— Task brief —
Go line by line through the entries below and copy those containing the string "icon".

Dataset entries
-*-

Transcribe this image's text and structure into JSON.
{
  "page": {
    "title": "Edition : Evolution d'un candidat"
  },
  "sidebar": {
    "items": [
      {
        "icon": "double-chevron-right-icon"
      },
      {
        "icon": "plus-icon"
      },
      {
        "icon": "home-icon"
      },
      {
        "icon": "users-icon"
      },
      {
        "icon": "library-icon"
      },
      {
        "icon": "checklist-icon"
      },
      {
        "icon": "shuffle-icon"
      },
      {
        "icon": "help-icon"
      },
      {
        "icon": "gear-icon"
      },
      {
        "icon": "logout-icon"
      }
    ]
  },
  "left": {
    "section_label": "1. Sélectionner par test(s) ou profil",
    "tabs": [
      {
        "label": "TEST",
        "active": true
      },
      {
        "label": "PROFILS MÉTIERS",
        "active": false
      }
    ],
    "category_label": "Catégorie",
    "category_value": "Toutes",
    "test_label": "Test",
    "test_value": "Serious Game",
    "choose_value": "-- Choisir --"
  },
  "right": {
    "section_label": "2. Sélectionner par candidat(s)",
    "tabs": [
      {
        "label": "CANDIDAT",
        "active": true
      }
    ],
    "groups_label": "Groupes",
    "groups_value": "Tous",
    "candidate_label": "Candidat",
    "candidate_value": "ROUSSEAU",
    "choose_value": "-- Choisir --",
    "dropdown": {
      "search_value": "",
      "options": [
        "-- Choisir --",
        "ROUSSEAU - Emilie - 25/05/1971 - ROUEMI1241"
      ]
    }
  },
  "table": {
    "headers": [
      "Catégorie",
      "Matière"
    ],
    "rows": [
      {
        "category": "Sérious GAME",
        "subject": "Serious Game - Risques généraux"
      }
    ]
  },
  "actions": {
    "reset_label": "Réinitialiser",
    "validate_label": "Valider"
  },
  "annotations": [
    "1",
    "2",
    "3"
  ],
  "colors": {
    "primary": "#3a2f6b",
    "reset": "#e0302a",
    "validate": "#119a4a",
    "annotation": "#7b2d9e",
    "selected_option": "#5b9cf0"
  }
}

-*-

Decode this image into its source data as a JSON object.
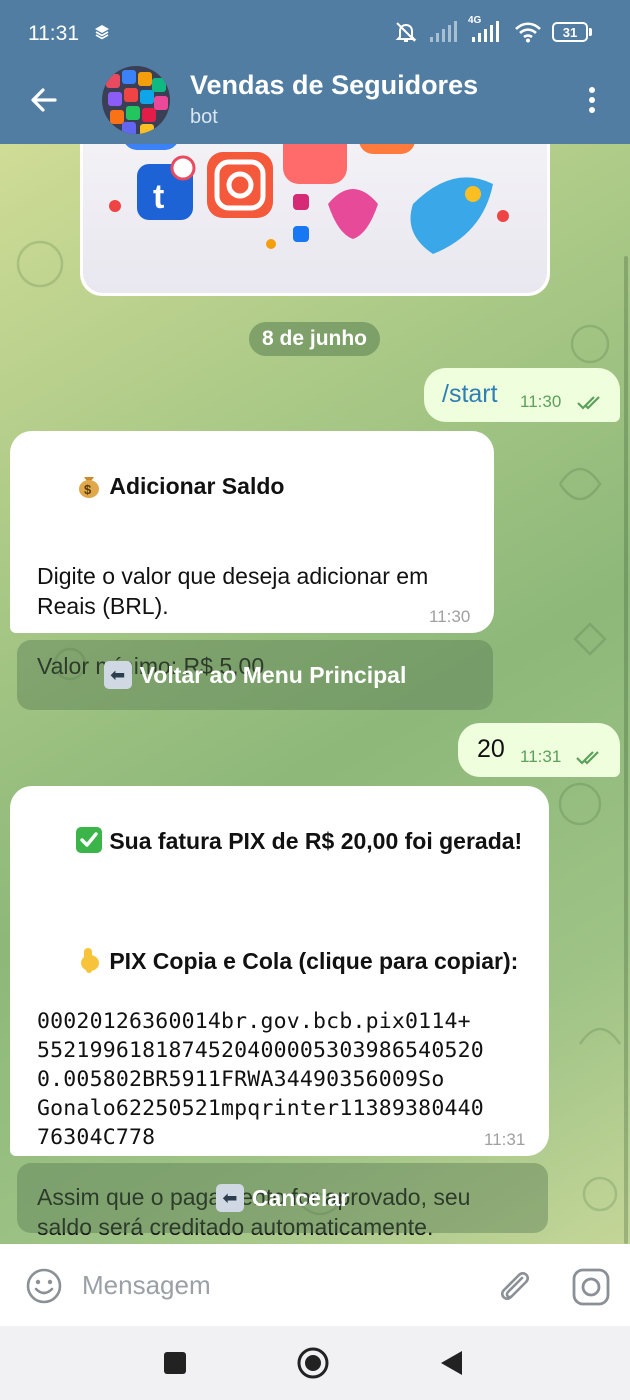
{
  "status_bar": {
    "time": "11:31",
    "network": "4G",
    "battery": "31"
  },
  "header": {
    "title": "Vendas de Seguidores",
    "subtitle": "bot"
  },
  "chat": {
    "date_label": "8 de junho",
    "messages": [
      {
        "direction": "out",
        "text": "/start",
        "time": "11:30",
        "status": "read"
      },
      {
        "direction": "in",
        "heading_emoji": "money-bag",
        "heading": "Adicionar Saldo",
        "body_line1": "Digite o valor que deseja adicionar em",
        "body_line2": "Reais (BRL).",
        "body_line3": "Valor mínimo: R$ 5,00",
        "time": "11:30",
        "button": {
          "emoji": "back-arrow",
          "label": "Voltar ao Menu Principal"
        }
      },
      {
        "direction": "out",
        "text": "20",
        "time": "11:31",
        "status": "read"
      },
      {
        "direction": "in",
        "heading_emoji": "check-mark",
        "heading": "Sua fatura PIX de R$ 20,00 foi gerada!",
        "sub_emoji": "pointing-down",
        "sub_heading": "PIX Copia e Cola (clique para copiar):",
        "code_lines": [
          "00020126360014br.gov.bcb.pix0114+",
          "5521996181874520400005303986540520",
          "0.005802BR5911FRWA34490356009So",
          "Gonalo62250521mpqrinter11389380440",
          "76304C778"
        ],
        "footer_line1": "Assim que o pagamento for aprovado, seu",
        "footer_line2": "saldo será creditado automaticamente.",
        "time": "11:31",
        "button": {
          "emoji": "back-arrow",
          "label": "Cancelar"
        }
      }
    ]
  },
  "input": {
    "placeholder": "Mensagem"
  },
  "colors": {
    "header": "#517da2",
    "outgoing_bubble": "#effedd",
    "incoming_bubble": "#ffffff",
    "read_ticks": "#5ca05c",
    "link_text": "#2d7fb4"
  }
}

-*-

— Exercise response —
        "icon": "double-chevron-right-icon"
        "icon": "plus-icon"
        "icon": "home-icon"
        "icon": "users-icon"
        "icon": "library-icon"
        "icon": "checklist-icon"
        "icon": "shuffle-icon"
        "icon": "help-icon"
        "icon": "gear-icon"
        "icon": "logout-icon"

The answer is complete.